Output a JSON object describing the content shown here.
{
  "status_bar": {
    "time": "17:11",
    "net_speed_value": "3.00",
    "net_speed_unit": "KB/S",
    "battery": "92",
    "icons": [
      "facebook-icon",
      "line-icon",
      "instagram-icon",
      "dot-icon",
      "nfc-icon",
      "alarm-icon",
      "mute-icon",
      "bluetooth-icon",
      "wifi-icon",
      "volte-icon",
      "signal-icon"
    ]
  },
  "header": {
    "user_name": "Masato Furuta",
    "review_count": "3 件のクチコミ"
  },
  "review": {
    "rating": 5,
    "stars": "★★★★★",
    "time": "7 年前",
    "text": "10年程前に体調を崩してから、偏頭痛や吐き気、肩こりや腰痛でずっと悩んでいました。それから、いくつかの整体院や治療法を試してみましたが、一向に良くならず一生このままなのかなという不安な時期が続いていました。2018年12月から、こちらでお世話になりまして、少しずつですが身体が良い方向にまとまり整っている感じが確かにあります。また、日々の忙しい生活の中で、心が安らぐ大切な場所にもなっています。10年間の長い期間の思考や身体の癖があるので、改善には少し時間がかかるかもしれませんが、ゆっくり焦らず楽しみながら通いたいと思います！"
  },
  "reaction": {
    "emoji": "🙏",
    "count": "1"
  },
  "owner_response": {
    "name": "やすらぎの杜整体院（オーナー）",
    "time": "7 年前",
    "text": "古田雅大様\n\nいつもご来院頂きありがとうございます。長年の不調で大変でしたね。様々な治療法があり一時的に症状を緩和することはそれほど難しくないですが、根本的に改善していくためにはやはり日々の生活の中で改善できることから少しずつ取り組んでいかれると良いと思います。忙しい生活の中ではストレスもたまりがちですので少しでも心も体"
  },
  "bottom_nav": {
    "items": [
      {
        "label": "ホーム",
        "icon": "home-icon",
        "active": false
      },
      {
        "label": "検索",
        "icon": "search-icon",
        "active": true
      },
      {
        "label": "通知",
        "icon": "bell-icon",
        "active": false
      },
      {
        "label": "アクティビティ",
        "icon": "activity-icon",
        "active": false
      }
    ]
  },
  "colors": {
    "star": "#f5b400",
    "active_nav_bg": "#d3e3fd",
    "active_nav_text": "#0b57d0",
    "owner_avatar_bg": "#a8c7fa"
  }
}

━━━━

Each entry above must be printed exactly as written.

- _EXERCISE RESPONSE_
Output a JSON object describing the content shown here.
{
  "status_bar": {
    "time": "17:11",
    "net_speed_value": "3.00",
    "net_speed_unit": "KB/S",
    "battery": "92",
    "icons": [
      "facebook-icon",
      "line-icon",
      "instagram-icon",
      "dot-icon",
      "nfc-icon",
      "alarm-icon",
      "mute-icon",
      "bluetooth-icon",
      "wifi-icon",
      "volte-icon",
      "signal-icon"
    ]
  },
  "header": {
    "user_name": "Masato Furuta",
    "review_count": "3 件のクチコミ"
  },
  "review": {
    "rating": 5,
    "stars": "★★★★★",
    "time": "7 年前",
    "text": "10年程前に体調を崩してから、偏頭痛や吐き気、肩こりや腰痛でずっと悩んでいました。それから、いくつかの整体院や治療法を試してみましたが、一向に良くならず一生このままなのかなという不安な時期が続いていました。2018年12月から、こちらでお世話になりまして、少しずつですが身体が良い方向にまとまり整っている感じが確かにあります。また、日々の忙しい生活の中で、心が安らぐ大切な場所にもなっています。10年間の長い期間の思考や身体の癖があるので、改善には少し時間がかかるかもしれませんが、ゆっくり焦らず楽しみながら通いたいと思います！"
  },
  "reaction": {
    "emoji": "🙏",
    "count": "1"
  },
  "owner_response": {
    "name": "やすらぎの杜整体院（オーナー）",
    "time": "7 年前",
    "text": "古田雅大様\n\nいつもご来院頂きありがとうございます。長年の不調で大変でしたね。様々な治療法があり一時的に症状を緩和することはそれほど難しくないですが、根本的に改善していくためにはやはり日々の生活の中で改善できることから少しずつ取り組んでいかれると良いと思います。忙しい生活の中ではストレスもたまりがちですので少しでも心も体"
  },
  "bottom_nav": {
    "items": [
      {
        "label": "ホーム",
        "icon": "home-icon",
        "active": false
      },
      {
        "label": "検索",
        "icon": "search-icon",
        "active": true
      },
      {
        "label": "通知",
        "icon": "bell-icon",
        "active": false
      },
      {
        "label": "アクティビティ",
        "icon": "activity-icon",
        "active": false
      }
    ]
  },
  "colors": {
    "star": "#f5b400",
    "active_nav_bg": "#d3e3fd",
    "active_nav_text": "#0b57d0",
    "owner_avatar_bg": "#a8c7fa"
  }
}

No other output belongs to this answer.